So we were startled but didn’t really mind when a couple of little raindrops that I chose to ignore suddenly were punctuated by sheets of rain being thrown about by howling wind. We ran and ran, as the elements escalated. It was an exciting jog back to the truck and we were both soaked ... but happy!

"Blues For Peace"

As a musical genre, Blues is the most sincere, uplifting, genuine, and soul-cleansing music that any genre could be. If you visit the warmly inspiring website you’ll find at, there’s a downloadable blues tune called "Blues For Peace", so named for the effort being put forth by Eli Marcus and Johnny Mayer (both live in Israel). They’re working hard to promote peace, reminding us that people of all nations, all cultures, all paths, have their share of ‘the blues’... (and, therefore, need Blues), especially for the cause of ending war. One of the links on their website is called "Unsung Heroes", on which I was thrilled to read an article about me!

I recently wrote a song called "One Woman’s Blues"... it’s eclectic blues – because the character of the song requires an integrated format of minor and major keys; it’s a peace and activist song. I’ll be mailing a copy of it to Eli.

Two Books & One Deck ~

My most recently-acquired book is "10 Secrets For Success And Inner Peace" by Dr. Wayne Dyer. I bought it here in Knoxville at Carpe Librum, the independently-owned bookstore, where it is always fun to browse. If you are on a consciously-chosen life path (or would like to be), I think you will love and benefit from this book. This author is very sincere, wise, and committed to the principles of spiritual peace, strength, and transformation.

Also from Dr. Dyer, and purchased at the same time and place, is the deck I mention, entitled "The Power of Intention". It consists of 50 double-sided (very high quality) cards, each a tool to tap into the energy (I should type that with an upper-case "E" ... Energy) of which each of us is a part – particularly in terms of creating that which we want in life. I love these cards and it’s so easy to pick one up, read it, and reaffirm intent.

The other book I speak of is called "The Emperor Wears No Clothes"; it’s authored by Jack Herer. I came across this single copy of it huddled in a scrunchy corner of a shelf at Border’s about a year ago. It’s an 8 ½ x 11" book – a thoughtful book – full of documentation, photographs, and timetables tracing centuries of use of the cannabis plant and the process by which it was politically exploited, given a new name, demonized and criminalized in the US during relatively recent years, beginning in the late 1930s. The book is in its 11th edition.
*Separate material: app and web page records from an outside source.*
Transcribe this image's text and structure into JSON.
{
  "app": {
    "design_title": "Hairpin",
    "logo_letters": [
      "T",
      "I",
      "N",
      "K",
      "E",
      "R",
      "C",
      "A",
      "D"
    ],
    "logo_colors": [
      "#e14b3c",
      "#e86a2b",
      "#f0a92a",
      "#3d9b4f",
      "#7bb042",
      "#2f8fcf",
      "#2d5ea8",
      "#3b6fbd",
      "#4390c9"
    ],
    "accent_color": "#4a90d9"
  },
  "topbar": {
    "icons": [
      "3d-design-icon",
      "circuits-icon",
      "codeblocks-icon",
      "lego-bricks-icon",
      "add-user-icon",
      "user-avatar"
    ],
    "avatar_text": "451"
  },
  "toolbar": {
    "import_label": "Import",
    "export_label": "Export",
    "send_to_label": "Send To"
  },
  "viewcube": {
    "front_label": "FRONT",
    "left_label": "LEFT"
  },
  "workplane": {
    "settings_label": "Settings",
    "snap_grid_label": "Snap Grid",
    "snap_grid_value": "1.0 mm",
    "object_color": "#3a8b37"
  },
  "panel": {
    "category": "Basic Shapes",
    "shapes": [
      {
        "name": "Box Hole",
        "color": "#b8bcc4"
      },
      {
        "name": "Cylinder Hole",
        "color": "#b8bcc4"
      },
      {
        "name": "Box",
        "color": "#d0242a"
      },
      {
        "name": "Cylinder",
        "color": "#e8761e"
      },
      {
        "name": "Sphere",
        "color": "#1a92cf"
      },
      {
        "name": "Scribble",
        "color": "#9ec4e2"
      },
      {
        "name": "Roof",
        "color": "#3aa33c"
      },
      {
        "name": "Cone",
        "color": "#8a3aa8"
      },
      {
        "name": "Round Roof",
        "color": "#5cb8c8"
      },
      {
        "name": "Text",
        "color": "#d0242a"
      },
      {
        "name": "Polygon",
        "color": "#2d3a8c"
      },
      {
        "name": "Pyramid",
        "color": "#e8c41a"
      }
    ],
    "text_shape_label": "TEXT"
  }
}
Mr. Herer’s website address is

The History Channel, during 2007, aired a documentary on cannabis and the documentary’s content matches what is chronicled in the book.

Memory of a long-ago time comes to mind: When I was a child of about 7 or 8, my father and I were walking to the neighborhood store one day (our town was small at that time, with plenty of "wild" and open land). As we often did, we took a well-used shortcut that started at the end of the pavement of a dead-end street. It coursed down some hilly turf that wound through what’s called "red rock" in Connecticut, along with mixed types of soils that resembled smallish dunes, so formed by erosion. My father pointed to what must have been an acre or more of large, billowy plants (to me they looked like trees) along the sides of the dunes ... they were holding the way-faring dunes in place. He explained to me that all that greenery was cannabis. No one bothered it – it grew there every year, until developers’ bulldozers plowed up the land, to build houses and a connecting through-street.